◆ YOUR INSTRUCTIONS ◆
Below are some records; write them all out again exactly.

★ ★ ★

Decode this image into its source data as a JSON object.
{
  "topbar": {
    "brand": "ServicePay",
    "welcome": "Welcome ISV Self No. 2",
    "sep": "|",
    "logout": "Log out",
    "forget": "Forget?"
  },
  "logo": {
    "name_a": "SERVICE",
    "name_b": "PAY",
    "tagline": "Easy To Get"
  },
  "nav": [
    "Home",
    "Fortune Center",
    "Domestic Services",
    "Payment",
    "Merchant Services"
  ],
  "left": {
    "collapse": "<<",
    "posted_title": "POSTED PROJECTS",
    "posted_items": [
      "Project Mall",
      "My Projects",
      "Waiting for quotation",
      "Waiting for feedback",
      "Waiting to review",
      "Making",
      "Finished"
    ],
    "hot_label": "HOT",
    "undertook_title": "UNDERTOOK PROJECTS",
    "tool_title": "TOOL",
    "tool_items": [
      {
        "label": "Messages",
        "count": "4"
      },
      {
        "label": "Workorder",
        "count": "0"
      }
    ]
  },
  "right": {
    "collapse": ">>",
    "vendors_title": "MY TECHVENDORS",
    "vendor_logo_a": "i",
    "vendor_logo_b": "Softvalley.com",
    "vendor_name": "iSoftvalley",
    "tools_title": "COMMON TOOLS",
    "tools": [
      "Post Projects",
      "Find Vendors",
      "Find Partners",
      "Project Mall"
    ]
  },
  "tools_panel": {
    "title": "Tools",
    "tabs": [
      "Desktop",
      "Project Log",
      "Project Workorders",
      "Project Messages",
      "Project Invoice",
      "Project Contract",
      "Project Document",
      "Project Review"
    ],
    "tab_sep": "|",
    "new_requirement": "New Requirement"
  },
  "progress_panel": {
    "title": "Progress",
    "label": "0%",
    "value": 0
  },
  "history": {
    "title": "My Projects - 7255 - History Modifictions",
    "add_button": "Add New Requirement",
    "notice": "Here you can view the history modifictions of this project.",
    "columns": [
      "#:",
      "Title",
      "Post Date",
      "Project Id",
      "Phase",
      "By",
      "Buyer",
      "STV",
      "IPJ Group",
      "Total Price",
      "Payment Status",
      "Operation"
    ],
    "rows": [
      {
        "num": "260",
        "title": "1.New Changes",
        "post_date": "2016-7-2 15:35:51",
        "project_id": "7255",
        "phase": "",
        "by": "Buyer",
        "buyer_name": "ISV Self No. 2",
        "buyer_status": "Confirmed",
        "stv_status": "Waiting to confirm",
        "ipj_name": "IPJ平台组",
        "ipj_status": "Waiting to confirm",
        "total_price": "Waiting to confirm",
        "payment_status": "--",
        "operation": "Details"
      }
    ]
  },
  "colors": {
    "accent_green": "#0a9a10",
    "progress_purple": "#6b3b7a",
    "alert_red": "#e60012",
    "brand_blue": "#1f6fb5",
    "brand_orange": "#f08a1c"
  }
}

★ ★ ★

◆ YOUR SOLUTION ◆
Decode this image into its source data as a JSON object.
{
  "topbar": {
    "brand": "ServicePay",
    "welcome": "Welcome ISV Self No. 2",
    "sep": "|",
    "logout": "Log out",
    "forget": "Forget?"
  },
  "logo": {
    "name_a": "SERVICE",
    "name_b": "PAY",
    "tagline": "Easy To Get"
  },
  "nav": [
    "Home",
    "Fortune Center",
    "Domestic Services",
    "Payment",
    "Merchant Services"
  ],
  "left": {
    "collapse": "<<",
    "posted_title": "POSTED PROJECTS",
    "posted_items": [
      "Project Mall",
      "My Projects",
      "Waiting for quotation",
      "Waiting for feedback",
      "Waiting to review",
      "Making",
      "Finished"
    ],
    "hot_label": "HOT",
    "undertook_title": "UNDERTOOK PROJECTS",
    "tool_title": "TOOL",
    "tool_items": [
      {
        "label": "Messages",
        "count": "4"
      },
      {
        "label": "Workorder",
        "count": "0"
      }
    ]
  },
  "right": {
    "collapse": ">>",
    "vendors_title": "MY TECHVENDORS",
    "vendor_logo_a": "i",
    "vendor_logo_b": "Softvalley.com",
    "vendor_name": "iSoftvalley",
    "tools_title": "COMMON TOOLS",
    "tools": [
      "Post Projects",
      "Find Vendors",
      "Find Partners",
      "Project Mall"
    ]
  },
  "tools_panel": {
    "title": "Tools",
    "tabs": [
      "Desktop",
      "Project Log",
      "Project Workorders",
      "Project Messages",
      "Project Invoice",
      "Project Contract",
      "Project Document",
      "Project Review"
    ],
    "tab_sep": "|",
    "new_requirement": "New Requirement"
  },
  "progress_panel": {
    "title": "Progress",
    "label": "0%",
    "value": 0
  },
  "history": {
    "title": "My Projects - 7255 - History Modifictions",
    "add_button": "Add New Requirement",
    "notice": "Here you can view the history modifictions of this project.",
    "columns": [
      "#:",
      "Title",
      "Post Date",
      "Project Id",
      "Phase",
      "By",
      "Buyer",
      "STV",
      "IPJ Group",
      "Total Price",
      "Payment Status",
      "Operation"
    ],
    "rows": [
      {
        "num": "260",
        "title": "1.New Changes",
        "post_date": "2016-7-2 15:35:51",
        "project_id": "7255",
        "phase": "",
        "by": "Buyer",
        "buyer_name": "ISV Self No. 2",
        "buyer_status": "Confirmed",
        "stv_status": "Waiting to confirm",
        "ipj_name": "IPJ平台组",
        "ipj_status": "Waiting to confirm",
        "total_price": "Waiting to confirm",
        "payment_status": "--",
        "operation": "Details"
      }
    ]
  },
  "colors": {
    "accent_green": "#0a9a10",
    "progress_purple": "#6b3b7a",
    "alert_red": "#e60012",
    "brand_blue": "#1f6fb5",
    "brand_orange": "#f08a1c"
  }
}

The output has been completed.